The four-week program is made possible by a grant from the Arkansas Department of Education. AGS is designed to provide participants with opportunities for academic, social and personal growth.
“This is a really good opportunity and it will look good on my resume for college applications,” said Timia Starks, a resident of Jonesboro and student at Valley View High School. “I feel like (AGS) will propel me for my future. I’m excited about meeting all the new people. This will help prepare us for college. I think it’s going to be great.”
Students’ daily class schedule at AGS is based, in part, upon their demonstrated aptitude in one of nine areas of specialization: visual arts, choral music, instrumental music, drama, English/language arts, mathematics, natural science, social science or cybersecurity.
Those nine disciplines constitute what is defined as AGS Area I. Starks is specializing in choral music at AGS 2021. One of her classmates, Jordan Staton of Little Rock, is focusing on cybersecurity.

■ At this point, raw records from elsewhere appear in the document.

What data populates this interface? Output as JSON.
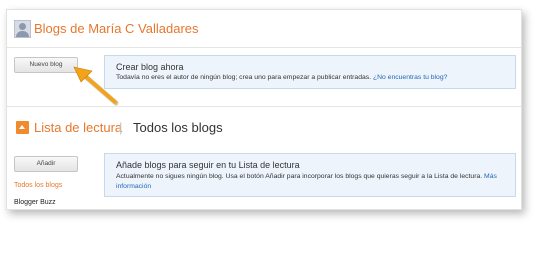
{
  "header": {
    "title": "Blogs de María C Valladares"
  },
  "blogs": {
    "new_blog_button": "Nuevo blog",
    "create_title": "Crear blog ahora",
    "create_text": "Todavía no eres el autor de ningún blog; crea uno para empezar a publicar entradas.",
    "create_link": "¿No encuentras tu blog?"
  },
  "reading": {
    "title": "Lista de lectura",
    "separator": "|",
    "subtitle": "Todos los blogs",
    "add_button": "Añadir",
    "info_title": "Añade blogs para seguir en tu Lista de lectura",
    "info_text_line1": "Actualmente no sigues ningún blog. Usa el botón Añadir para incorporar los blogs que quieras seguir a la Lista de",
    "info_text_line2": "lectura.",
    "info_link": "Más información",
    "sidebar": [
      {
        "label": "Todos los blogs",
        "color": "#e8772e"
      },
      {
        "label": "Blogger Buzz",
        "color": "#222222"
      }
    ]
  },
  "colors": {
    "accent": "#e8772e",
    "link": "#2266bb",
    "annotation_arrow": "#f2a31a"
  }
}
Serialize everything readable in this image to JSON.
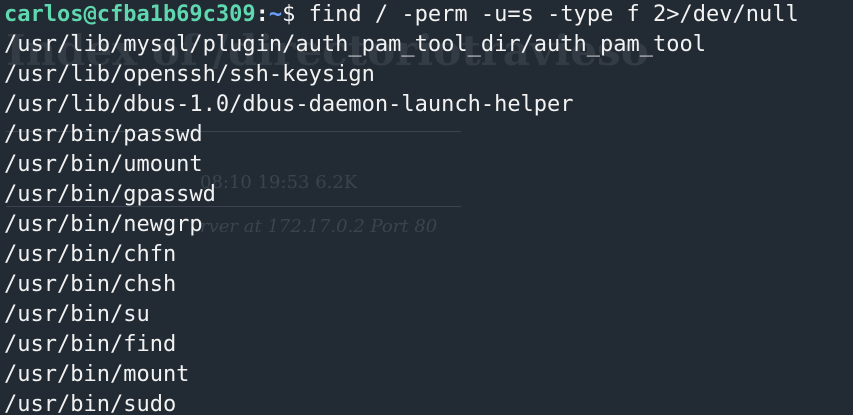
{
  "colors": {
    "background": "#222a33",
    "text": "#f2f2f2",
    "prompt_user": "#5fd7af",
    "prompt_path": "#6aa0ff"
  },
  "prompt": {
    "user_host": "carlos@cfba1b69c309",
    "separator": ":",
    "path": "~",
    "symbol": "$ ",
    "command": "find / -perm -u=s -type f 2>/dev/null"
  },
  "output": [
    "/usr/lib/mysql/plugin/auth_pam_tool_dir/auth_pam_tool",
    "/usr/lib/openssh/ssh-keysign",
    "/usr/lib/dbus-1.0/dbus-daemon-launch-helper",
    "/usr/bin/passwd",
    "/usr/bin/umount",
    "/usr/bin/gpasswd",
    "/usr/bin/newgrp",
    "/usr/bin/chfn",
    "/usr/bin/chsh",
    "/usr/bin/su",
    "/usr/bin/find",
    "/usr/bin/mount",
    "/usr/bin/sudo"
  ],
  "background_window": {
    "title": "Index of /directoriotravieso",
    "row_text": "08:10 19:53 6.2K",
    "footer": "rver at 172.17.0.2 Port 80"
  }
}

Each AGS participant was selected through a competitive application process.
“I understand the opportunities (AGS) presents to me as an individual and as an aspiring computer scientist,” said Staton, who is a student at Arkansas Virtual Academy. “I knew that if I put my best into the essays that got me into Arkansas Governor’s School, I would have great experiences in cybersecurity and find myself in other fields as well. When you are in an academic environment with people who have the same aspirations as you, you are going to learn new things. I think I’ll come out of this as a new, inspired student as I look ahead to college.”
AGS Area II is a study of the nature of knowledge, while AGS Area III is focused on the personal and social development of students.
One aspect of Arkansas Governor’s School that differentiates it from students’ high school routine is there are no grades at AGS.
“It’s never been about grades for me,” said Staton. “It’s knowing that I did something well and to the best of my ability. That’s how I look at school.”
Beyond the classroom, AGS 2021 participants will learn from impact speakers, watch impact movies and engage in cultural experiences through collaborations with Crystal Bridges Museum of American Art, Arkansas Shakespeare Theatre and the William J. Clinton Presidential Library and Museum. There are also daily recreation programs.
“There’s a lot of nervousness from the students right now, but there’s also a lot of excitement,” said Dr. Robin Lasey, director of AGS at Arkansas Tech. “The diversity of people and the diversity of thought that we have in this state, and the opportunity to bring them together to share ideas, that’s just cool to me. You have to experience (AGS) to really understand how special this program is.”
Arkansas Governor’s School is administered by Krystal Nail, supervisor for Arkansas Department of Education Gifted and Talented Programs, with assistance from an advisory council appointed by the governor.
“Coming back to this after a year of being away from people (due to the COVID-19 pandemic) is special,” said Dr. Jeff Woods, co-director and Area I coordinator for AGS at Arkansas Tech. “What we want is people to be exposed to the world…to new things, to new ideas, maybe ideas that are different from theirs. We don’t necessarily expect them to change any of their views on the world, but we want them to know there are other ideas out there and to discuss those in an open and free environment where they feel comfortable. It’s a balance between challenge and comfort, and I think we strike that balance really well.”